Lorenzana wants Australia exempted from Duterte's foreign loan ban

MANILA, Philippines – The Department of National Defense (DND) will ask President Rodrigo Duterte to exempt Australia from his order to ban new loans and grants from countries that voted in favor of a United Nations Human Rights Council (UNHRC) resolution to investigate the administration’s war on drugs.

Defense Secretary Delfin Lorenzana said the DND is in talks with the Australian government for a loan agreement to finance the procurement of 6 offshore patrol vessels (OPV) for the Philippine Navy as part of the Armed Forces of the Philippines (AFP) Modernization Program.

“We will comply with the memo, but I will ask for some exemption if there is a need to do it, and I would like maybe to make it clear now that we would like an exemption for Australia,” Lorenzana said during a Senate committee hearing on the DND’s proposed budget for 2020.

The Australia-based shipbuilder Austal has proposed to build the 6 OPVs for P30 billion, and the DND is looking to secure a soft loan from the Australian government to finance the purchase.

If Australia agrees, the Philippine government will only have to pay an initial 10% of the price and “amortize” the rest over several years, Lorenzana said.

Making the case for Austal, Lorenzana said the company’s unit in Cebu is 95% staffed by Filipino workers, and enlisting it to build the Navy’s OPVs would generate jobs for even more Filipinos.

Asked by Senate Minority Leader Franklin Drilon whether he had taken the matter up with Duterte, Lorenzana said he would do so “soon."

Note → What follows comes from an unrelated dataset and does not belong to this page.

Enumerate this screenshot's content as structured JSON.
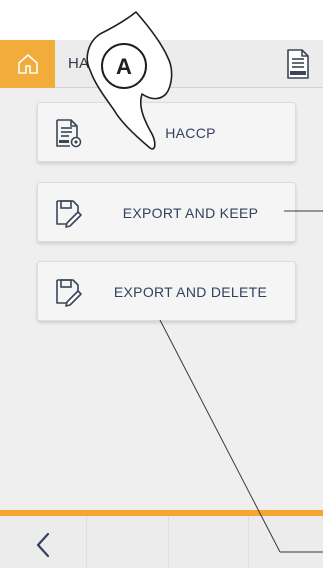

“We are still talking with the Australians. I have just written them a letter [saying] that we would like to avail of financing from the government of Australia and they have not yet replied to me. Once I get that reply, then I will ask for an exemption from the President,” the defense chief said.

Drilon asked Lorenzana whether he thought the President would agree.

“I am almost certain that he will…because it will benefit our people,” the defense chief said.

In a memorandum dated August 27, the Office of the President ordered all government agencies to suspend negotiations for loans and grants with the 19 countries that favored the UNHRC resolution, including Iceland, which proposed it.

The other 18 countries are: Argentina, Australia, Austria, Bahamas, Bulgaria, Croatia, Czech Republic, Denmark, Fiji, Italy, Mexico, Peru, Slovakia, Spain, Ukraine, the United Kingdom, and Uruguay.

The resolution asked UN human rights chief Michelle Bachelet to present a comprehensive report on the situation in the Philippines, and urged the Philippine government to "take all necessary measures to prevent extrajudicial killings and enforced disappearances, to carry out impartial investigations and to hold perpetrators accountable, in accordance with international norms and standards, including on due process and the rule of law.”

Duterte bristled at the proposal, and threatened to cut diplomatic ties with Iceland.

After initially denying the memorandum’s existence, Presidential Spokesperson Salvador Panelo said Duterte forgot about it for a while and then remembered it after he was shown a copy.

Foreign Affairs Secretary Teodoro Locsin Jr called the ban a “good idea,” saying the forgone loans and grants were “small time.”

Offshore patrol vessels are small ships designed to monitor the country’s coastal and territorial waters. The vessels would be a much-needed addition to the Navy’s fleet as it attempts to fend off security threats in the Philippines’ maritime domain, such as incursions by foreign vessels and the entry of terrorists through the “porous border” in the Sulu Sea, Lorenzana said. – Rappler.com

JC Gotinga

JC Gotinga often reports about the West Philippine Sea, the communist insurgency, and terrorism as he covers national defense and security for Rappler. He enjoys telling stories about his hometown, Pasig City. JC has worked with Al Jazeera, CNN Philippines, News5, and CBN Asia.